Loss function

After comparing several loss functions and I've found that contrastive loss works the best in the current setup. Distance based logistic loss gives similar performance when model is trained with singe precision, but worse results for training with half precision.

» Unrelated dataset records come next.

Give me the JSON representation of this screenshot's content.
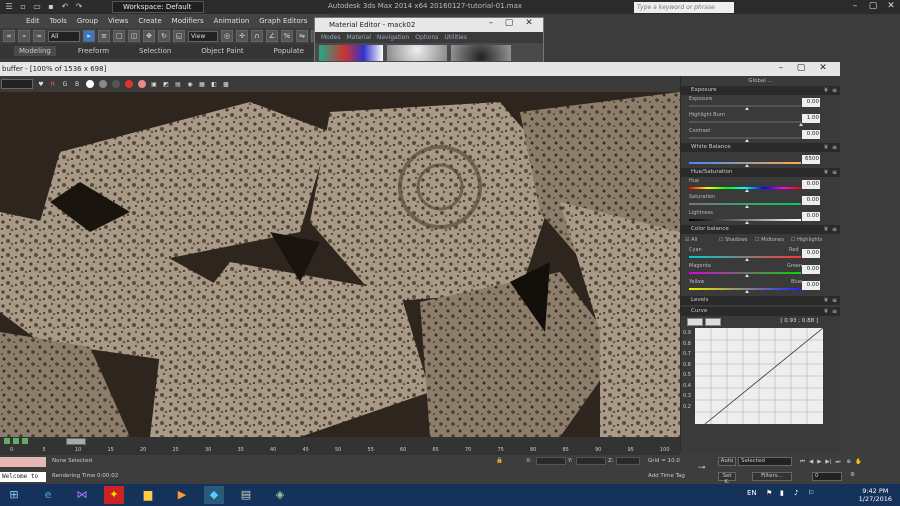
{
  "app": {
    "title": "Autodesk 3ds Max 2014 x64    20160127-tutorial-01.max",
    "workspace": "Workspace: Default",
    "search_placeholder": "Type a keyword or phrase"
  },
  "menu": [
    "Edit",
    "Tools",
    "Group",
    "Views",
    "Create",
    "Modifiers",
    "Animation",
    "Graph Editors"
  ],
  "toolbar": {
    "selection_filter": "All",
    "ref_coord": "View"
  },
  "ribbon_tabs": [
    "Modeling",
    "Freeform",
    "Selection",
    "Object Paint",
    "Populate"
  ],
  "material_editor": {
    "title": "Material Editor - mack02",
    "menus": [
      "Modes",
      "Material",
      "Navigation",
      "Options",
      "Utilities"
    ]
  },
  "framebuffer": {
    "title": "buffer - [100% of 1536 x 698]",
    "channels": [
      "R",
      "G",
      "B"
    ]
  },
  "panel": {
    "global_label": "Global ...",
    "sections": [
      {
        "title": "Exposure",
        "params": [
          {
            "label": "Exposure",
            "value": "0.00"
          },
          {
            "label": "Highlight Burn",
            "value": "1.00"
          },
          {
            "label": "Contrast",
            "value": "0.00"
          }
        ]
      },
      {
        "title": "White Balance",
        "params": [
          {
            "label": "",
            "value": "6500"
          }
        ]
      },
      {
        "title": "Hue/Saturation",
        "params": [
          {
            "label": "Hue",
            "value": "0.00"
          },
          {
            "label": "Saturation",
            "value": "0.00"
          },
          {
            "label": "Lightness",
            "value": "0.00"
          }
        ]
      },
      {
        "title": "Color balance",
        "checks": [
          "All",
          "Shadows",
          "Midtones",
          "Highlights"
        ],
        "params": [
          {
            "label": "Cyan",
            "right": "Red",
            "value": "0.00"
          },
          {
            "label": "Magenta",
            "right": "Green",
            "value": "0.00"
          },
          {
            "label": "Yellow",
            "right": "Blue",
            "value": "0.00"
          }
        ]
      },
      {
        "title": "Levels"
      },
      {
        "title": "Curve",
        "readout": "[ 0.93 ; 0.88 ]"
      }
    ],
    "curve_ticks": [
      "0.9",
      "0.8",
      "0.7",
      "0.6",
      "0.5",
      "0.4",
      "0.3",
      "0.2"
    ]
  },
  "timeline": {
    "ticks": [
      "0",
      "5",
      "10",
      "15",
      "20",
      "25",
      "30",
      "35",
      "40",
      "45",
      "50",
      "55",
      "60",
      "65",
      "70",
      "75",
      "80",
      "85",
      "90",
      "95",
      "100"
    ]
  },
  "status": {
    "selection": "None Selected",
    "render_time": "Rendering Time 0:00:02",
    "x_label": "X:",
    "y_label": "Y:",
    "z_label": "Z:",
    "grid": "Grid = 10.0",
    "add_time_tag": "Add Time Tag",
    "auto": "Auto",
    "set_k": "Set K.",
    "selected": "Selected",
    "filters": "Filters...",
    "frame": "0"
  },
  "maxscript": "Welcome to",
  "taskbar": {
    "lang": "EN",
    "time": "9:42 PM",
    "date": "1/27/2016"
  }
}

class ContrastiveLoss(nn.Module):
    """Takes embeddings of two samples and a target label == 1 if samples are from the same class and label == 0 otherwise
    def __init__(self, margin=5.):
        super(ContrastiveLoss, self).__init__()
        self.margin = margin
    def forward(self, ops, target, size_average=True):
        op1, op2 = ops[0], ops[1]
        dist = F.pairwise_distance(op1, op2)
        pdist = dist*target
        ndist = dist*(1-target)
        loss = 0.5* ((pdist**2) + (F.relu(self.margin-ndist)**2))
        return loss.mean() if size_average else losses.sum()
model = SiameseNet().cuda()
apply_init(model.head, nn.init.kaiming_normal_)
siam_learner = Learner(data, model, loss_func=loss_func, model_dir=Path(os.getcwd()))
LR Finder is complete, type {learner_name}.recorder.plot() to see the graph.


siam_learner.fit_one_cycle(5, slice(3*1e-2))

Total time: 01:01

epoch train_loss valid_loss
1 47.814510 171.353699
2 20.523115 10.899207
3 13.116446 10.829012
4 10.895652 11.075461
5 9.889898 11.046269